Skip to main content

On his fifth day back as Prime Minister after a 37-day hiatus, Gen Prayut Chan-o-cha conducted a visit to Khon Kaen and Ubon Ratchathani, where expressions of dissent as minor as raising three-finger salute drew a fierce response from his security detail.

Protesters at Khon Kaen attempt to push past the police force to enter the temple to approach Gen Prayut Chan-o-cha.

On the morning of 4 October, Gen Prayut went to Muang Khon Kaen District to assess the flood situation in the area. A large number of uniformed and plainclothes police were reportedly deployed around Wat Sri Sa-ard temple, where the PM was expected to appear. Soldiers were reportedly on site as well.

It was Gen Prayut’s first visit to the Northeast after reclaiming his position as Prime Minister (PM). Last Friday, the Constitutional Court ruled that he has yet to serve 8 years in office, the maximum tenure allowed by the 2017 Constitution.

Learning of the visit, a group of protesters converged on the temple.

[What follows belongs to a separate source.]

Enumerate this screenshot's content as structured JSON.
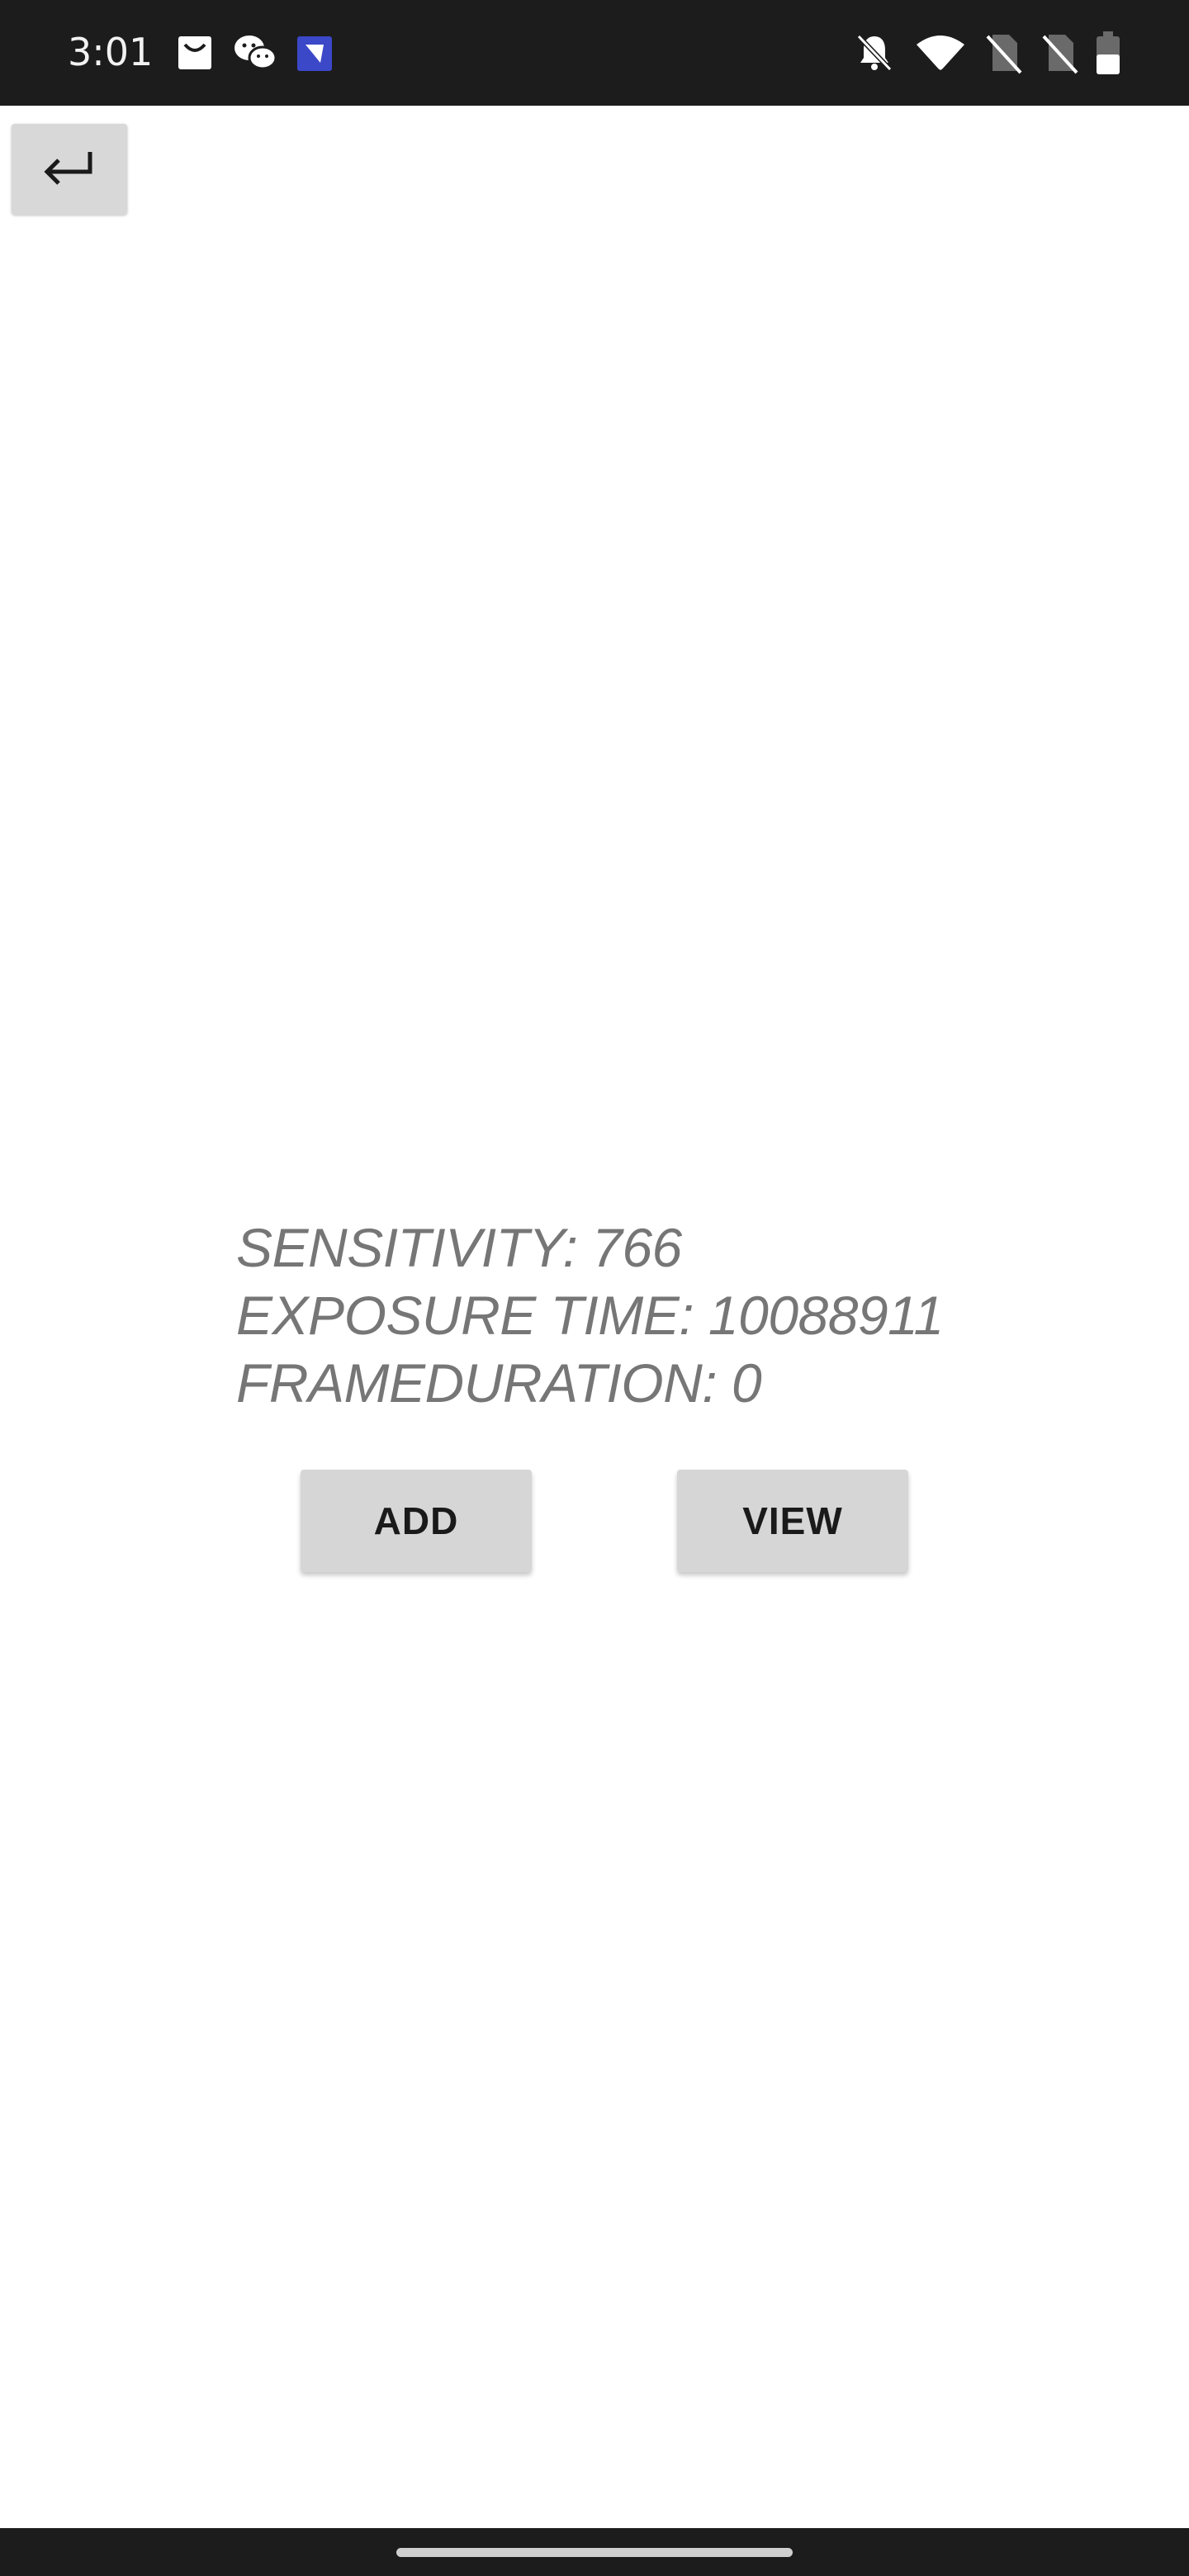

Some sought to approach the PM inside the temple but were blocked from doing so by security officers.

In a speech, Panupong Srithananuwat, an activist from Dao Din group, stated that the general turned PM lacked legitimacy from the beginning and called on him to leave office.

Initially denied access to the temple, the protesters eventually entered to find that the PM had already left. Police then blocked them from leaving the temple on the grounds that their protest was in violation of the Constitution.

Inside the temple, the activists were photographed by a plainclothes police officer, who refused to identify himself. He agreed to delete the photos when protesters complained that he was violating the recently-enforced Personal Data Protection Act.

A police takes a photo of protesters.

A small clash ensued as the officer tried to escape from the protesters' encirclement. One of the activists said he was punched in the struggle.

A similar development unfolded in the afternoon at Ubon Ratchathani Province where the PM was scheduled to assess the flood situation and visit a flood relief shelter.

According to a report in Matichon, more than a thousand police officers were deployed to provide for the PM’s safety. Critics of the PM were also blocked from approaching him. This included Saowanee Alexander, a lecturer from Ubol Ratchathani University, and a group of the University’s students. 

Thai Lawyers for Human Rights reported that some of the people who were there to protest was blocked by the police. They were threatened to be charged if any expression is to be made. 

Nutthawut, a citizen journalist livestreaming at Ubon Ratchathani was reportedly forced to delete his broadcast. Police told him that they would arrest him if he declined. Another person at the scene was charged and taken away by the police.

A police approaches one citizen journalist during Prayut's visit to Ubon Ratchathani.

“I was there streaming live to Facebook. Officials came up to … block us. We couldn’t go anywhere, not even to buy food and drinks … As the PM’s car passed by, we were blocked by 10-20 police and their vans.”

“When the PM walked by… one of my juniors raised a 3-finger salute and shouted “PM get out.”  At that point they took my friend Aof away and pushed another young protester to the ground. I was live streaming it but an officer used an umbrella to block my view.” Nutthawut said.

Prachatai English's Logo

Prachatai English is an independent, non-profit news outlet committed to covering underreported issues in Thailand, especially about democratization and human rights, despite pressure from the authorities. Your support will ensure that we stay a professional media source and be able to meet the challenges and deliver in-depth reporting.

• Simple steps to support Prachatai English

1. Bank transfer to account “โครงการหนังสือพิมพ์อินเทอร์เน็ต ประชาไท” or “Prachatai Online Newspaper” 091-0-21689-4, Krungthai Bank

2. Or, Transfer money via Paypal, to e-mail address: [email protected], please leave a comment on the transaction as “For Prachatai English”